In some of the other “Age of Aquarius” programs I have mentioned, I go into all of this a lot more deeply. But here is my favorite line from those programs: we went from Kitty Hawk to the Moon in sixty-six years.
That sure sounds like the Aquarian cusp to me. Without being rigid about it, I like to set the Aquarian boundary around 1903-1905, to coincide with the Wright Brothers first flight and Einstein’s publication of the Special theory of Relativity: two events which epitomize the brilliance, rebellion against norms, technology, and impatience with boundaries which so beautifully characterize the spirit of the sign Aquarius.
This really is a labyrinthine subject, but for our purposes here, let me make one simple point. While under the sway of the sign Pisces, there is a powerful urge to dissolve into something greater than ourselves. As we retrograde into Aquarius, the orientation and underlying agenda shifts dramatically: no one wants to dissolve into anything anymore. No one wants to disappear into a nation, a marriage – or a religion. It is an age of individuality. We are a salad, not a melting pot.
And what do we see? Marriage has become unstable. Families are breaking up or scattering across the landscape. There are far more nations on the earth now than there were a century ago. Societies feel increasingly fragmented. Everyone seems to be part of some “minority group.”

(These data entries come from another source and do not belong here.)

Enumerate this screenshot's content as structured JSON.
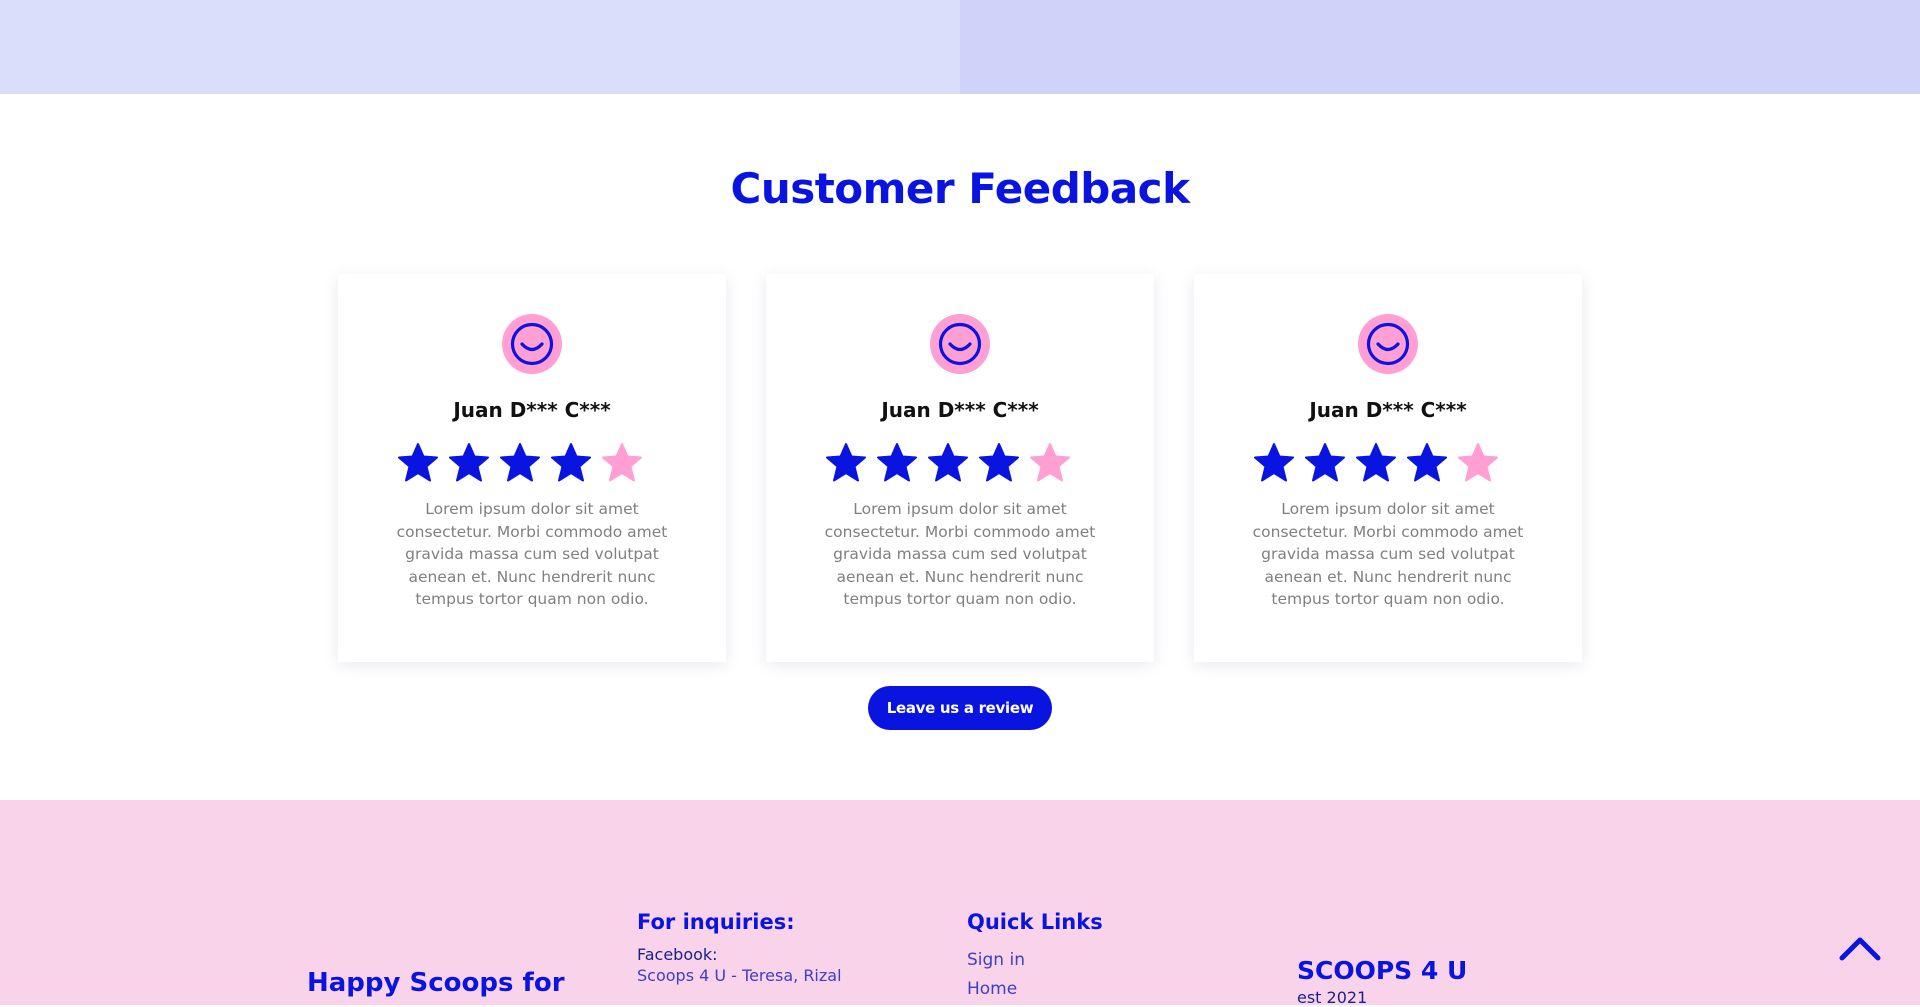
{
  "section": {
    "title": "Customer Feedback"
  },
  "reviews": [
    {
      "name": "Juan D*** C***",
      "rating": 4,
      "max_rating": 5,
      "text": "Lorem ipsum dolor sit amet consectetur. Morbi commodo amet gravida massa cum sed volutpat aenean et. Nunc hendrerit nunc tempus tortor quam non odio."
    },
    {
      "name": "Juan D*** C***",
      "rating": 4,
      "max_rating": 5,
      "text": "Lorem ipsum dolor sit amet consectetur. Morbi commodo amet gravida massa cum sed volutpat aenean et. Nunc hendrerit nunc tempus tortor quam non odio."
    },
    {
      "name": "Juan D*** C***",
      "rating": 4,
      "max_rating": 5,
      "text": "Lorem ipsum dolor sit amet consectetur. Morbi commodo amet gravida massa cum sed volutpat aenean et. Nunc hendrerit nunc tempus tortor quam non odio."
    }
  ],
  "review_button": {
    "label": "Leave us a review"
  },
  "footer": {
    "tagline": "Happy Scoops for",
    "inquiries": {
      "heading": "For inquiries:",
      "facebook_label": "Facebook:",
      "facebook_value": "Scoops 4 U - Teresa, Rizal"
    },
    "quick_links": {
      "heading": "Quick Links",
      "items": [
        "Sign in",
        "Home"
      ]
    },
    "brand": {
      "name": "SCOOPS 4 U",
      "est": "est 2021"
    }
  },
  "icons": {
    "avatar": "smiley-face-icon",
    "star": "star-icon",
    "back_to_top": "chevron-up-icon"
  },
  "colors": {
    "brand_blue": "#0a14e0",
    "pink": "#ff9fd4",
    "footer_pink": "#f9d3ea",
    "header_lavender": "#dbdefb"
  }
}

And religion is increasingly losing its hold upon individual conscience.
It would be naïve simply to celebrate all this; it is far more complicated than that. As with everything in astrology, there is a dark side to the age of Aquarius. There are shadows and there is light. As ever, humanity – and each one of us as individuals – will have to find our way through this tricky new energetic landscape.

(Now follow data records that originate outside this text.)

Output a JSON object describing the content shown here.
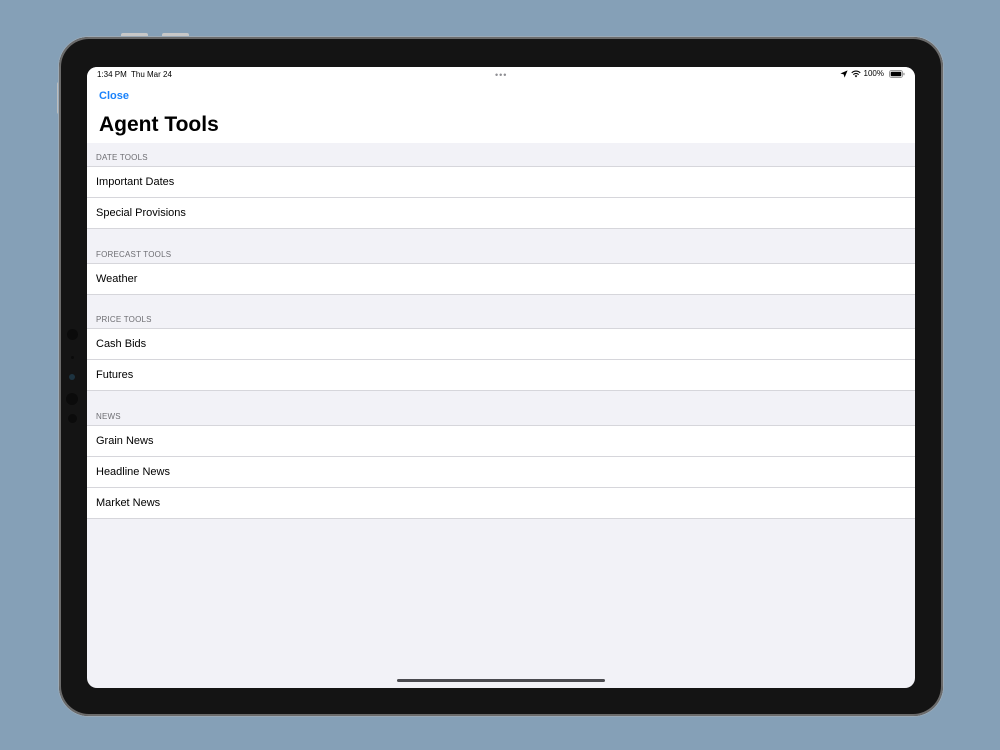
{
  "status_bar": {
    "time": "1:34 PM",
    "date": "Thu Mar 24",
    "multitask": "•••",
    "battery": "100%"
  },
  "nav": {
    "close_label": "Close",
    "title": "Agent Tools"
  },
  "sections": {
    "date_tools": {
      "header": "DATE TOOLS",
      "items": [
        "Important Dates",
        "Special Provisions"
      ]
    },
    "forecast_tools": {
      "header": "FORECAST TOOLS",
      "items": [
        "Weather"
      ]
    },
    "price_tools": {
      "header": "PRICE TOOLS",
      "items": [
        "Cash Bids",
        "Futures"
      ]
    },
    "news": {
      "header": "NEWS",
      "items": [
        "Grain News",
        "Headline News",
        "Market News"
      ]
    }
  },
  "colors": {
    "accent": "#1a82fb",
    "background": "#85a0b7",
    "grouped_background": "#f2f2f7",
    "section_header": "#6d6d72"
  },
  "icons": [
    "location-arrow-icon",
    "wifi-icon",
    "battery-icon"
  ]
}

Never before in recorded history has Neptune’s passage through Pisces coincided with an Aquarian age – remember, the last one started twenty-six thousand years ago. Spirituality will not die, but it will change, adapting to a new – and far more questioning, doubting, and individuated – way of being human.
“Spiritual but not religious” is one expression of this emerging change. Undoubtedly there will be others. How exciting! We are all surfing this breaking wave, creating the roots of a planetary spiritual culture that will last for two thousand more years.